    Cats and dogs are much more sensitive to caffeine than humans are.  The theobromine toxic ingredient found in chocolate is related to caffeine. Drinking a few licks of coffee, tea or soda isn't going to contain enough caffeine to be toxic, But if they ingest a moderate amount of coffee grounds, tea bags or 1-2 diet pills, it can easily cause death in small dogs or cats. Symptoms of toxic levels would consist of hyperactivity, restlessness, vomiting, an elevated heart rate, hypertension (elevated blood pressure), abnormal heart rhythms, tremors, hyperthermia (elevated body temperature), seizures, collapse and even death.

    Garlic and Onions

    All the foods of the Allium Species such as garlic, onions, and cloves can be toxic to cats and dogs and cause hemolytic anemia, and inflammation of the stomach  and intestines. Cats and dogs can not digest these plants as well as we can. It may take up to two to four days after your pet eats garlic or onions for symptoms to appear.

    Some symptoms to be looking for are: breathlessness, lethargy, diarrhea, vomiting, pale gums, an elevated heart rate, an increased respiratory rate, weakness, exercise intolerance, and collapse.Your pet also could lose interest in food as a result of this type of poisoning.

    Grapes and Raisins 

     Although it is unknown exactly why grapes are toxic to dogs, there are enough cases to show that grapes and raisins even in small amounts, can prove to be fatally toxic. They can cause severe kidney damage leading to kidney failure. You will need to act fast if your dog eats grapes or raisins. They will need immediate treatment.  Some symptoms to be aware  of if your dog has eaten grapes: 

    Vomiting and/or diarrhea 

    Loss of appetite

    Lethargy, weakness, unusual quietness

    Abdominal pain


    Oliguria (passing only a small amount of urine)

    Anuria (complete cessation of urine)

    Foul breath

    Oral ulcers

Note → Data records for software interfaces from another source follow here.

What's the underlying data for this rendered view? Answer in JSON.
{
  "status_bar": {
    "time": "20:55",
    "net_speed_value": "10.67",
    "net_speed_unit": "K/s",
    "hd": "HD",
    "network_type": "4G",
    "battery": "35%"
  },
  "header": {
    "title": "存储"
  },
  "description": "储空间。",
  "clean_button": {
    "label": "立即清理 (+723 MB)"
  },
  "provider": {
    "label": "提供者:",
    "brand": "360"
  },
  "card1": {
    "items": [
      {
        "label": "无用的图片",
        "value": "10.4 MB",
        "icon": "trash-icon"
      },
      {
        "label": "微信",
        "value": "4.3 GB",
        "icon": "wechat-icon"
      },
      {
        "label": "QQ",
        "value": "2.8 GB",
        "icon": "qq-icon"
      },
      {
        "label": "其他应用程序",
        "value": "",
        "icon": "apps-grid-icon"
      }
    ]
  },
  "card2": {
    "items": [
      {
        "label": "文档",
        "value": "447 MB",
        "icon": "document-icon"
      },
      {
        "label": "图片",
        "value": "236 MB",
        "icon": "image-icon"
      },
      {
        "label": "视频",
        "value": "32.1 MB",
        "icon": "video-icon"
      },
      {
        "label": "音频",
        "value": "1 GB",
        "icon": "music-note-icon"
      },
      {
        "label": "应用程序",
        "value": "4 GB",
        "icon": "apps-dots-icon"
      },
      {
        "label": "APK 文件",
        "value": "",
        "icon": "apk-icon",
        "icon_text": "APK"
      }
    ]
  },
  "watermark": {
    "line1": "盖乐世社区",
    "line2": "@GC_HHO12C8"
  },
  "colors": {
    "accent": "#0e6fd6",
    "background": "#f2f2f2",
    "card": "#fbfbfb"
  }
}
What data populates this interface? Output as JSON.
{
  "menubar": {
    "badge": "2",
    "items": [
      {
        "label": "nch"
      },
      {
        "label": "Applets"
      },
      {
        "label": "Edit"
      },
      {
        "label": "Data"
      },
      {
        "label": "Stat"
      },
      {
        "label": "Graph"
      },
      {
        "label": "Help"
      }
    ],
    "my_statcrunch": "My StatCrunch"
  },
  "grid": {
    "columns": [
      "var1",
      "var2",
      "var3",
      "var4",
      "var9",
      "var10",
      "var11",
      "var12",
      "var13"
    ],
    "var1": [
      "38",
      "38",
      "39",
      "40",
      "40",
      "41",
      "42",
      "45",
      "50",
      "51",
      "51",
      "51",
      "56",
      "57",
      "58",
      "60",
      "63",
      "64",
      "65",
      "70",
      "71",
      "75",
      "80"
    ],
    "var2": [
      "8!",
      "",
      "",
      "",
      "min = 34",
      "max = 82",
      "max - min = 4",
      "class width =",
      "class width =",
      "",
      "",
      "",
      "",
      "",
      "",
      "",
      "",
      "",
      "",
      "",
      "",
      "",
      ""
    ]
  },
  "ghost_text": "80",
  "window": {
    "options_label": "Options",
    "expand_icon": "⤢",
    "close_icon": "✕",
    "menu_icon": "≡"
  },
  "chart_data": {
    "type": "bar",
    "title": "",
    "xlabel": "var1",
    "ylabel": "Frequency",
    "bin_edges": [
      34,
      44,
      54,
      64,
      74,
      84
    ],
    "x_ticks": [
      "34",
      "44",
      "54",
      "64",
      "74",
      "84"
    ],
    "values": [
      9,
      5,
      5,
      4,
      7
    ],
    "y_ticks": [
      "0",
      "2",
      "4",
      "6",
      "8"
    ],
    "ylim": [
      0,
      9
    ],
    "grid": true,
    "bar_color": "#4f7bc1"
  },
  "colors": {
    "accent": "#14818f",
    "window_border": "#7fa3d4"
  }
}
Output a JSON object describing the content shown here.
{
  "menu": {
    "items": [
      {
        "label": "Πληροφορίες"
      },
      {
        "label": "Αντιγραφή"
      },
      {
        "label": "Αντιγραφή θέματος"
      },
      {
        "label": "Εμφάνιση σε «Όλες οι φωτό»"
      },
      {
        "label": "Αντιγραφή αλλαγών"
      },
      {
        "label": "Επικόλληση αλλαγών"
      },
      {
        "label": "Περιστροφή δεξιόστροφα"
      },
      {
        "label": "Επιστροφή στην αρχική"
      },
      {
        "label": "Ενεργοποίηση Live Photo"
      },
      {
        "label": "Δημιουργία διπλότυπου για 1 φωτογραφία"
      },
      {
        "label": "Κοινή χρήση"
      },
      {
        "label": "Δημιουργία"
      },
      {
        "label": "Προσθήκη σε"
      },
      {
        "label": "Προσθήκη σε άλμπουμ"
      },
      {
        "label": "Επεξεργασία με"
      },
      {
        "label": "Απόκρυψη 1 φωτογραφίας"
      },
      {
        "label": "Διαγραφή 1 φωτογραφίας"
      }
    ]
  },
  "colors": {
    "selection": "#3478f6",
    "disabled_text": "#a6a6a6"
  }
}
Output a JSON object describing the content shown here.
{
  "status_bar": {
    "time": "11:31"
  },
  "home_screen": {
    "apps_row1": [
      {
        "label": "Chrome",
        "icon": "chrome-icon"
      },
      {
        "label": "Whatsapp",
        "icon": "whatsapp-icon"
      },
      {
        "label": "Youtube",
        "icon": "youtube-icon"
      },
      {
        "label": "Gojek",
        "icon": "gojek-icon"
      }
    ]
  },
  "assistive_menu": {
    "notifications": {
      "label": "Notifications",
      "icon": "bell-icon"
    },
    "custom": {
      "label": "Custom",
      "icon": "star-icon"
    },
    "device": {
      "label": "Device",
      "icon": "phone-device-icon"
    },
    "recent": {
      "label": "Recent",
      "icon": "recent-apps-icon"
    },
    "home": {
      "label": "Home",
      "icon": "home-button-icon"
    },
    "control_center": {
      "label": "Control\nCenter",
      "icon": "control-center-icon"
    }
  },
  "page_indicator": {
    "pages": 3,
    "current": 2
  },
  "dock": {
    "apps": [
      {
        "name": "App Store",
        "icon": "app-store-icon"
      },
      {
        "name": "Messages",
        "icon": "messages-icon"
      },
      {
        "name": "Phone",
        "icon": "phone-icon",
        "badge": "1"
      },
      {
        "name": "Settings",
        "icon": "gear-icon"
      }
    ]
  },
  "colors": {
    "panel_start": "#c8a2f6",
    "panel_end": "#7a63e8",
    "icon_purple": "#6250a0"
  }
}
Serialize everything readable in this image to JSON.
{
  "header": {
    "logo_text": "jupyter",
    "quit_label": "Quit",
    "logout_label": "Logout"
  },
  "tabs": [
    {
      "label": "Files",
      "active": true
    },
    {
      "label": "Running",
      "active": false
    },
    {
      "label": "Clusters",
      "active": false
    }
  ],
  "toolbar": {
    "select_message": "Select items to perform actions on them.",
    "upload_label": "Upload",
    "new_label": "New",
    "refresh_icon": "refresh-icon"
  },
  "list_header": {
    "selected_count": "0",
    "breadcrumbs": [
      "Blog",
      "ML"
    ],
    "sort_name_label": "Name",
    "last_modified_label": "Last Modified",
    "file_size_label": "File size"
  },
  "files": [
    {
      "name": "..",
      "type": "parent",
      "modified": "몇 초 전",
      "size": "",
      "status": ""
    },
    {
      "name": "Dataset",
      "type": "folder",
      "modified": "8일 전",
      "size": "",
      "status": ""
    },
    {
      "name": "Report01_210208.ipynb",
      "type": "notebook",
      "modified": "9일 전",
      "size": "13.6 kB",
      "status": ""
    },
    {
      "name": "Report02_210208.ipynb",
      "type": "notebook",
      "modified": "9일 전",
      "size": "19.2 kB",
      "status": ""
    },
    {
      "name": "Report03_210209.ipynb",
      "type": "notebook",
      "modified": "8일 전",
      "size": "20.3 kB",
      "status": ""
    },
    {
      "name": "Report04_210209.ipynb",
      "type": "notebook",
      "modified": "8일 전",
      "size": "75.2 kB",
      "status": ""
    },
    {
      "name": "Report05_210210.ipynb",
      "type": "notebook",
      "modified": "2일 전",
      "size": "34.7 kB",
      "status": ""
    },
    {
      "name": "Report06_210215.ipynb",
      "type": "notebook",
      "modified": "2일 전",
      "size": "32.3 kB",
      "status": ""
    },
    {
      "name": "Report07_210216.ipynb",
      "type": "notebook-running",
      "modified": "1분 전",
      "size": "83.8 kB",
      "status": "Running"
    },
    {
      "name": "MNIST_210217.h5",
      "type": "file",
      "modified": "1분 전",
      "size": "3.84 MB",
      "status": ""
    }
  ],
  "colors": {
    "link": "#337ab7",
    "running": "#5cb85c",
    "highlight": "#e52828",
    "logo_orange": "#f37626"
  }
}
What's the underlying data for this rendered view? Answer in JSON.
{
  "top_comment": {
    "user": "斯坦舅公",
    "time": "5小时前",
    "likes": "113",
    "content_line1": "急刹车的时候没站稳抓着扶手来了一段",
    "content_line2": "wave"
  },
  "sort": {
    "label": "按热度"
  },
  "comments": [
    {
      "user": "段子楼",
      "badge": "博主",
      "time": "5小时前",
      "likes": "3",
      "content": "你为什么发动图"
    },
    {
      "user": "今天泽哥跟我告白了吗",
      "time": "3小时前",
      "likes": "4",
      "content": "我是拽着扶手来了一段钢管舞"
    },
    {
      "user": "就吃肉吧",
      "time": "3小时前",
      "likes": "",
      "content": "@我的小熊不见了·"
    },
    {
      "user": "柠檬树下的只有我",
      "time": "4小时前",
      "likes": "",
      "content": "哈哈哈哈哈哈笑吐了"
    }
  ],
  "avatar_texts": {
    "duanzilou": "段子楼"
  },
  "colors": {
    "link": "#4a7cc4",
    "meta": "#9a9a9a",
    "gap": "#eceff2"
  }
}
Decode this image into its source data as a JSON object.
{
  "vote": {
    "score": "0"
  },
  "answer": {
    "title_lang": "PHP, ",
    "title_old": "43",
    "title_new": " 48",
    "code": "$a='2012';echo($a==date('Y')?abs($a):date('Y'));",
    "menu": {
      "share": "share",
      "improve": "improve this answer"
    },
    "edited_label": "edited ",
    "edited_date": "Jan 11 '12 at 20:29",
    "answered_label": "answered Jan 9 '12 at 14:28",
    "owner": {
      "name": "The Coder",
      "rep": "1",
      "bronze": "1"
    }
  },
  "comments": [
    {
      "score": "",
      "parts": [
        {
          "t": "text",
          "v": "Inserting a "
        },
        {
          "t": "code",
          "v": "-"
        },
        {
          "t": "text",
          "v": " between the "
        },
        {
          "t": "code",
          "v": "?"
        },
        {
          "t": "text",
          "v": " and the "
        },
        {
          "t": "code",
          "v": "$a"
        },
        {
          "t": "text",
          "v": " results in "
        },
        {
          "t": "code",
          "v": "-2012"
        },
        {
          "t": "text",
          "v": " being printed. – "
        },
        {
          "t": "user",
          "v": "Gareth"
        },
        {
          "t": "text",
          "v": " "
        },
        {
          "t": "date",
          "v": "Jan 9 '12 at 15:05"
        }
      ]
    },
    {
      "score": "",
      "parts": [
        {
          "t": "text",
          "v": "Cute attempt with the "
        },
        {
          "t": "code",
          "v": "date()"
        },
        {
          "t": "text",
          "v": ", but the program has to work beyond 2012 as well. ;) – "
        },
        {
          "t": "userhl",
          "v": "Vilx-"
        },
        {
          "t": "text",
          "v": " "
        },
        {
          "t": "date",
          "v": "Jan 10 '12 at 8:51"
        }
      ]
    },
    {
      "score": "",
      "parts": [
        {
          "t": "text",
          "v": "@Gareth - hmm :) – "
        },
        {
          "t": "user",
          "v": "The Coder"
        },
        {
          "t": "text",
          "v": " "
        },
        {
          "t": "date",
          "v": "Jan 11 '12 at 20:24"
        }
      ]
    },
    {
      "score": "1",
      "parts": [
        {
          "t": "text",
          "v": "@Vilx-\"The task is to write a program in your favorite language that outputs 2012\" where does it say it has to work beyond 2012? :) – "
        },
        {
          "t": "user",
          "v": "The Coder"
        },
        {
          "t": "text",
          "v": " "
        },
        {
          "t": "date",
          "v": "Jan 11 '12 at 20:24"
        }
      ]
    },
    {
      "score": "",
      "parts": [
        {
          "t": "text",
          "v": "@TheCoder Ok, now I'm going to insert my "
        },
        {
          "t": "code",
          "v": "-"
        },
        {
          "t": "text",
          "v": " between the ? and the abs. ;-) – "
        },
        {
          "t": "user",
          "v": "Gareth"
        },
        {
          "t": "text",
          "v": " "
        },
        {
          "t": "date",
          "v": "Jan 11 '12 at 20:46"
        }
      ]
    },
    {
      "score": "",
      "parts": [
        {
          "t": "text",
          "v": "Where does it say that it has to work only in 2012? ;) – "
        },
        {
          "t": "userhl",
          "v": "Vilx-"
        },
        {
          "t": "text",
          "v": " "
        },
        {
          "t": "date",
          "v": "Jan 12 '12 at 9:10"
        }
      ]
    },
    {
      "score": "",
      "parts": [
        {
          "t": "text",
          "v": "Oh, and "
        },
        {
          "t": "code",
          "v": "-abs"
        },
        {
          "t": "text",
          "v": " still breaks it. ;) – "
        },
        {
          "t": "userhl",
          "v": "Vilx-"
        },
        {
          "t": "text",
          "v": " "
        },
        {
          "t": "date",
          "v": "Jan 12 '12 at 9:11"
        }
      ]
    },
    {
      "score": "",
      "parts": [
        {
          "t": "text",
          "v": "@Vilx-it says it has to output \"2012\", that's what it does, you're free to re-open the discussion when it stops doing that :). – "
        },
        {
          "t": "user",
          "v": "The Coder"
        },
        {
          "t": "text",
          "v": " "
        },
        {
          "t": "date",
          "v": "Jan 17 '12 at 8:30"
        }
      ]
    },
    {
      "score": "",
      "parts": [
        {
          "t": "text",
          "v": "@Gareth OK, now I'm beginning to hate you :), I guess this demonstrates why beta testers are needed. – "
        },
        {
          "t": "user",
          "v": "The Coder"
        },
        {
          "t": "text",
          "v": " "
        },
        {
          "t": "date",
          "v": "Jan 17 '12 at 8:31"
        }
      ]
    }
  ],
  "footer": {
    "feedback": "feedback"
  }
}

    Nuts (Almonds, Macadamia, Walnuts, Pecans, Pistachios, Hickory Nuts)

    Although peanut butter is one of the most popular treats to give to your dog, a lot of other nuts can be dangerous and cause them health issues. Here is a list of nuts to avoid giving to your dog:

    Almonds: Although dogs may like the taste of almonds and they aren't exactly toxic for them, they should still be avoided.They are hard to digest and can give them an  upset stomach and gastric intestinal distress.

    Walnuts: Walnuts are dangerous because they contain a toxin named tremorgenic mycotoxins and can cause seizures in dogs.

    Macadamia nuts: They are very rich in fat which can give your dog a major upset stomach and may cause pancreatitis. In addition, these nuts are reported to contain an unknown toxic principle that  may result in neurological symptoms. They are also part of the grape family.

    Pecans: Contains the toxin juglone that can cause laminitis in horses. Feeding dogs pecans can cause gastric intestinal upset or an obstruction.

    Pistachios: Rich in fat and can cause your dog to develop an upset stomach. In addition, repetitive eating of pistachios can cause pancreatitis in your dog.

    Hickory Nuts: They  contain the toxin juglone that can cause laminitis in horses. Eating hickory nuts can cause gastric intestinal upset or an intestinal obstruction.

    Dogs are curious animals and love exploring their environment with their nose and mouth. We recommend to always keep these foods out of reach of your pets and to use a lock on the trash can or put them out of reach of dogs that love to go dumpster diving. If you suspect your pet has gotten into any of these foods we have mentioned, contact your vet right away for the proper instructions to prevent any serious issues.